  1. ^ a b Crawford, S. (2012), Minds and mental phenomena: an introduction, 3: Varieties of mental phenomena, accessed 19 May 2023
  2. ^ a b c d Reitan, R. M. and Wolfson, D., Conation: A Neglected Aspect of Neuropsychological Functioning, Archives of Clinical Neuropsychology, Vol. 15, No. 5, 2000, pp. 443–453, accessed 19 May 2023
  3. ^ Merriam-Webster, conation, accessed 8 June 2023
  4. ^ Davis, Noah Knowles (1892). Elements of Psychology. New York: Silver, Burdett. p. 72.
  5. ^ Hannah, Sean T.; Avolio, Bruce J.; May, Douglas R. (2011). "Moral Maturation and Moral Conation: A Capacity Approach to Explaining Moral Thought and Action". Academy of Management Review. 36 (4): 663–685. doi:10.5465/amr.2010.0128. S2CID 32416882.
  6. ^ Katz, L. D., Pleasure in Stanford Encyclopedia of Philosophy, revised 17 June 2016, accessed 23 May 2023
  7. ^ Schur, N. (1990), 1000 most challenging words, New York: Ballantine Books
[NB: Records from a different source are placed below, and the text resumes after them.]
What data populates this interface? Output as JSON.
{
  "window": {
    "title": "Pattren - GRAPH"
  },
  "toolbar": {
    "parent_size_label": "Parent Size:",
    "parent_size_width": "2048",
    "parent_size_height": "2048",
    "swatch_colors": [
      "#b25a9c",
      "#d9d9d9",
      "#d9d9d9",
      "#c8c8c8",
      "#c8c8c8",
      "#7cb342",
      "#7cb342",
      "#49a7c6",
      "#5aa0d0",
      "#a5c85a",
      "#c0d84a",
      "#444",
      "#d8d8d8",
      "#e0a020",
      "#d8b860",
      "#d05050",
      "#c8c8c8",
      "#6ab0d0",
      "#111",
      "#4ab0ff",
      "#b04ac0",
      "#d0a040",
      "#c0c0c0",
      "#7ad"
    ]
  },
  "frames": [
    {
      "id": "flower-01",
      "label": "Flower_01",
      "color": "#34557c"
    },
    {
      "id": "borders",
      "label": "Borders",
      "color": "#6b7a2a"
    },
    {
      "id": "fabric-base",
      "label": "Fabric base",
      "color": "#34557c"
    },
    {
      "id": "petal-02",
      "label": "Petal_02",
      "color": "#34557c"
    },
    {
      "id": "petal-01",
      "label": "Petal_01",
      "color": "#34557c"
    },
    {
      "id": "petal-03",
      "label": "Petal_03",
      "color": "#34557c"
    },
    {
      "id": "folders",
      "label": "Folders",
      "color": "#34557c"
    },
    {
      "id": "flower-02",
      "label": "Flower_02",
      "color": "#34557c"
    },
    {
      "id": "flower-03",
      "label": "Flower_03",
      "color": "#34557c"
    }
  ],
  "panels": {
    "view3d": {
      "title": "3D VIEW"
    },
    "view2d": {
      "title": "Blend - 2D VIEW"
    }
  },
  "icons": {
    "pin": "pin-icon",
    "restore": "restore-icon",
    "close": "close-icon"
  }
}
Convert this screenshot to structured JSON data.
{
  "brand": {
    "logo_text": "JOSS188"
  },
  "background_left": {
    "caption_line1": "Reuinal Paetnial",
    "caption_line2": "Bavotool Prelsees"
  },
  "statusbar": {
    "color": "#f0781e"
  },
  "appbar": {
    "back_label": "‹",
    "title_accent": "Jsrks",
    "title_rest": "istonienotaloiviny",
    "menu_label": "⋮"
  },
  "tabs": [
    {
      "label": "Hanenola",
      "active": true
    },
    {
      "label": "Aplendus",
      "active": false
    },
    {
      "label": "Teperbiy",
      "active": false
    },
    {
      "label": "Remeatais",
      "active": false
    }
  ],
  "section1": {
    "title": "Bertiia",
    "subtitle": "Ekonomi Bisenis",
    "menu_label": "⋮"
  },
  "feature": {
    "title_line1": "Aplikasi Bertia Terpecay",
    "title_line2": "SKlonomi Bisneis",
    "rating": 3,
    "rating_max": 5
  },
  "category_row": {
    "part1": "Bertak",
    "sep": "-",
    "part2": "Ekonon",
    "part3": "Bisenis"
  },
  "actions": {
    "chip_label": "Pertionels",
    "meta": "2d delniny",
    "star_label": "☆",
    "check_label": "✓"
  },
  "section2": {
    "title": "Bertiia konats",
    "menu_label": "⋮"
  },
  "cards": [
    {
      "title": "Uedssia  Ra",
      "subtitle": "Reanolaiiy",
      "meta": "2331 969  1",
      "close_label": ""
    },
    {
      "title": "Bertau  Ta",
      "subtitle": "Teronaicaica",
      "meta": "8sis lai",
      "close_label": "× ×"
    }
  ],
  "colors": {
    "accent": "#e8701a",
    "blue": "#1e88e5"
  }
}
  8. ^ Kilne, A. D., George Berkeley: Philosophy of Science, in the Internet Encyclopedia of Philosophy, accessed 23 May 2023